Achieving Limb Independence While Playing - Advanced Drum Lesson

Paradiddle reloaded

Playing the drums is a truly special experience that brings a sense of joy and fulfillment. The unique ability to use both hands and feet independently opens up a world of possibilities. From the very beginning, my first drum teacher imparted invaluable advice that has stayed with me throughout my musical journey. Their words were simple yet profound: "Focus on synchronizing the elements that should sound together, and then tackle the individual beats one at a time." This guidance has been instrumental in unraveling complex rhythms and honing my drumming skills.

In the world of drumming, each musical style has its own way of establishing tempo. Jazz, for example, relies on higher-pitched sounds, often produced by cymbals or the snare drum, to set the rhythm. In contrast, genres like rock or metal utilize deeper, lower-pitched sounds, punctuating the return to the beat with a powerful bass drum hit.

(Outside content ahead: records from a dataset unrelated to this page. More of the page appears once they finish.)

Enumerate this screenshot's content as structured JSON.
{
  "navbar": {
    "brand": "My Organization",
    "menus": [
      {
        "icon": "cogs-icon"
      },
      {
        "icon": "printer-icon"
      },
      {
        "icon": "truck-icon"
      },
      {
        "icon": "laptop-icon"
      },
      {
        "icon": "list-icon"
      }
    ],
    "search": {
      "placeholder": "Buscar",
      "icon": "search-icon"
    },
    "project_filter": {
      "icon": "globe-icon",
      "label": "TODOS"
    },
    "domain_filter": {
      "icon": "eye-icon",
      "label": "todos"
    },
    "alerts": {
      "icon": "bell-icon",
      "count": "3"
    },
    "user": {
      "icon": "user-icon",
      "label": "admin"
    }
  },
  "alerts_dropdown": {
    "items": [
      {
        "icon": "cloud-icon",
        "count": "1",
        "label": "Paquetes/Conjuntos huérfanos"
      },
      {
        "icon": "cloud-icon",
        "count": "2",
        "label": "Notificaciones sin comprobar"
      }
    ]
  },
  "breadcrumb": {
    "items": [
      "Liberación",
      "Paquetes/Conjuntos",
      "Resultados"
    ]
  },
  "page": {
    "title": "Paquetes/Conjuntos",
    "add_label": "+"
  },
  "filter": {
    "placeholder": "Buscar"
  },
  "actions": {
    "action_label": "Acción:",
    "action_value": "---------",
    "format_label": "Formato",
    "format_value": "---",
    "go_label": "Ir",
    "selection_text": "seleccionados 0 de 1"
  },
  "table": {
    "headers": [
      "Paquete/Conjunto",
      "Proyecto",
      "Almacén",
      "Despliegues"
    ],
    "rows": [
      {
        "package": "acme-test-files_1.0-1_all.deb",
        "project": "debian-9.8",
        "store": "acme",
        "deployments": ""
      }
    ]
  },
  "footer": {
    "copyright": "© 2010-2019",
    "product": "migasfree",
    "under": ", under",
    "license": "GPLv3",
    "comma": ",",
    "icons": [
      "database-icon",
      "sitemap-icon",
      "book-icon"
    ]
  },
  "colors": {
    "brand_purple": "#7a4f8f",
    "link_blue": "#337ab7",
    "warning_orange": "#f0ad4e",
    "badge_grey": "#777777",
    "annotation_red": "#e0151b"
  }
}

Once you have mastered foundational rudiments with your hands, such as the paradiddle, it becomes worthwhile to explore their integration with your feet. An interesting exercise involves substituting the right-hand hits with your right foot. This means that the beats typically played by your right hand are now produced by your right foot on the bass drum. This approach frees up your right hand, giving you the opportunity to experiment with incorporating triplets on the hi-hat or ride cymbal. For those seeking an even greater challenge, you can expand your repertoire by introducing accented triplets, switching hands, or involving both hands and feet in accordance with the paradiddle pattern.

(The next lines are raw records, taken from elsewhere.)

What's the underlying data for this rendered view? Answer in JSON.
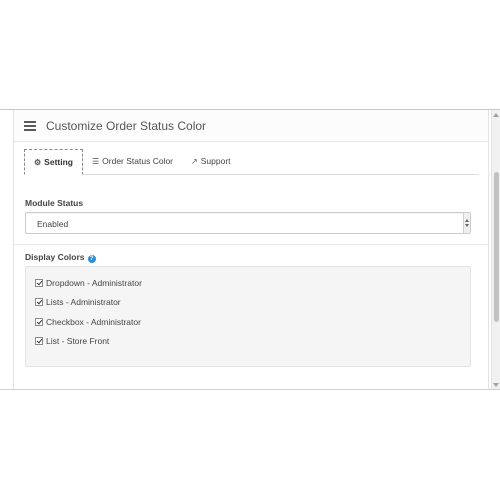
{
  "panel": {
    "title": "Customize Order Status Color",
    "title_icon": "list-icon"
  },
  "tabs": [
    {
      "label": "Setting",
      "icon": "cogs-icon",
      "active": true
    },
    {
      "label": "Order Status Color",
      "icon": "list-icon",
      "active": false
    },
    {
      "label": "Support",
      "icon": "external-link-icon",
      "active": false
    }
  ],
  "module_status": {
    "label": "Module Status",
    "value": "Enabled"
  },
  "display_colors": {
    "label": "Display Colors",
    "help_icon": "question-circle-icon",
    "options": [
      {
        "label": "Dropdown - Administrator",
        "checked": true
      },
      {
        "label": "Lists - Administrator",
        "checked": true
      },
      {
        "label": "Checkbox - Administrator",
        "checked": true
      },
      {
        "label": "List - Store Front",
        "checked": true
      }
    ]
  },
  "colors": {
    "help_badge": "#2e8fd6",
    "well_bg": "#f5f5f5"
  }
}
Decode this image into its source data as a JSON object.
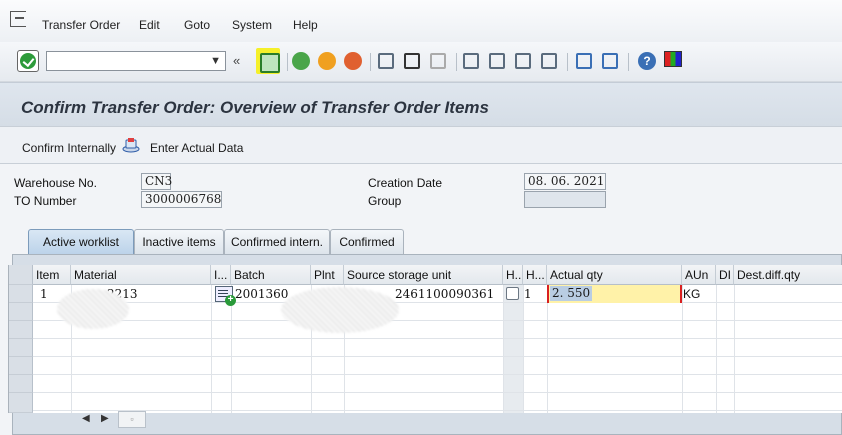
{
  "menu": {
    "items": [
      {
        "label": "Transfer Order"
      },
      {
        "label": "Edit"
      },
      {
        "label": "Goto"
      },
      {
        "label": "System"
      },
      {
        "label": "Help"
      }
    ]
  },
  "toolbar": {
    "command_value": "",
    "colors": {
      "save_highlight": "#f5f02a",
      "ok": "#2d9b3a"
    }
  },
  "page": {
    "title": "Confirm Transfer Order: Overview of Transfer Order Items"
  },
  "app_toolbar": {
    "confirm_internally": "Confirm Internally",
    "enter_actual_data": "Enter Actual Data"
  },
  "header": {
    "warehouse_label": "Warehouse No.",
    "warehouse_value": "CN3",
    "to_number_label": "TO Number",
    "to_number_value": "3000006768",
    "creation_date_label": "Creation Date",
    "creation_date_value": "08. 06. 2021",
    "group_label": "Group",
    "group_value": ""
  },
  "tabs": [
    {
      "label": "Active worklist",
      "active": true
    },
    {
      "label": "Inactive items",
      "active": false
    },
    {
      "label": "Confirmed intern.",
      "active": false
    },
    {
      "label": "Confirmed",
      "active": false
    }
  ],
  "table": {
    "columns": [
      "Item",
      "Material",
      "I...",
      "Batch",
      "Plnt",
      "Source storage unit",
      "H..",
      "H...",
      "Actual qty",
      "AUn",
      "DI",
      "Dest.diff.qty"
    ],
    "rows": [
      {
        "item": "1",
        "material": "2213",
        "batch": "2001360",
        "plnt": "",
        "source_su": "2461100090361",
        "h2": "1",
        "actual_qty": "2. 550",
        "aun": "KG"
      }
    ]
  },
  "nav": {
    "prev": "◀",
    "next": "▶",
    "scroll": "▫"
  }
}
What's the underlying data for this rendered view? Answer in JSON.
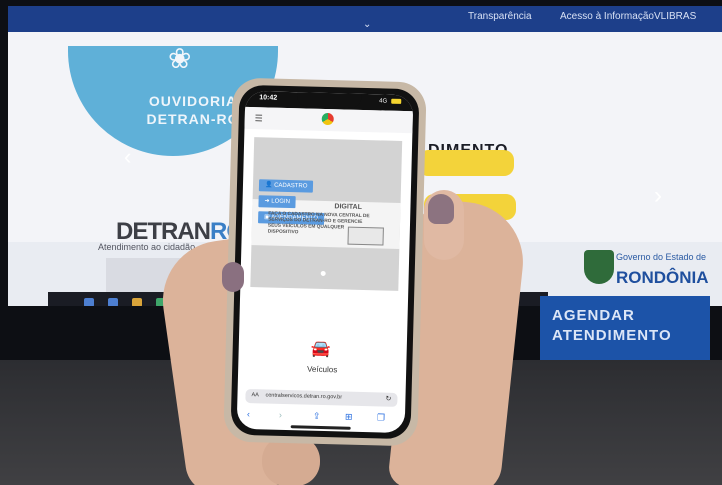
{
  "monitor": {
    "topbar_links": [
      "Transparência",
      "Acesso à Informação",
      "VLIBRAS"
    ],
    "topbar_chevron": "chevron-down-icon",
    "ouvidoria_text": "OUVIDORIA DETRAN-RO",
    "detran_logo_text": "DETRAN",
    "detran_logo_suffix": "RO",
    "heading_fragment": "DIMENTO",
    "gov_label": "Governo do Estado de",
    "state_name": "RONDÔNIA",
    "atendimento_label": "Atendimento ao cidadão",
    "agendar_text": "AGENDAR ATENDIMENTO",
    "accent_blue": "#1d3f8a",
    "accent_yellow": "#f3d33a"
  },
  "phone": {
    "time": "10:42",
    "network": "4G",
    "menu_icon": "hamburger-icon",
    "logo_icon": "detran-logo-icon",
    "buttons": {
      "cadastro": "CADASTRO",
      "login": "LOGIN",
      "agendamento": "AGENDAMENTO"
    },
    "slide": {
      "heading_fragment": "DIGITAL",
      "text": "FAÇA O CADASTRO NA NOVA CENTRAL DE SERVIÇOS DO DETRAN-RO E GERENCIE SEUS VEÍCULOS EM QUALQUER DISPOSITIVO"
    },
    "section_icon": "car-icon",
    "section_label": "Veículos",
    "browser": {
      "text_size_label": "AA",
      "url": "centralservicos.detran.ro.gov.br",
      "reload_icon": "reload-icon",
      "toolbar_icons": [
        "back-icon",
        "forward-icon",
        "share-icon",
        "bookmarks-icon",
        "tabs-icon"
      ]
    },
    "button_color": "#5a9be0"
  }
}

Paradiddle with bass drum and triplets


A common pitfall that many drummers encounter is neglecting the importance of counting while playing. Yet, the ability to actively keep track of the beats (1, 2, 3, 4) while executing a given rhythm is a fundamental skill that should not be underestimated. Although it may be initially challenging, mastering this skill yields profound benefits. It not only enhances your overall musicianship but also facilitates effective communication with your bandmates. When everyone in the band counts along, musical conversations become more fluid, productive, and enriching, surpassing the limitations of vocal cues to indicate specific moments within a song.

Playing and counting

Quick quizz: Why is it important to be able to count and play at the same time?
Effective communication with your bandmates

🎉 Congratulations on finishing the begginer course! 🥳

Now keep practicing and never stop drumming!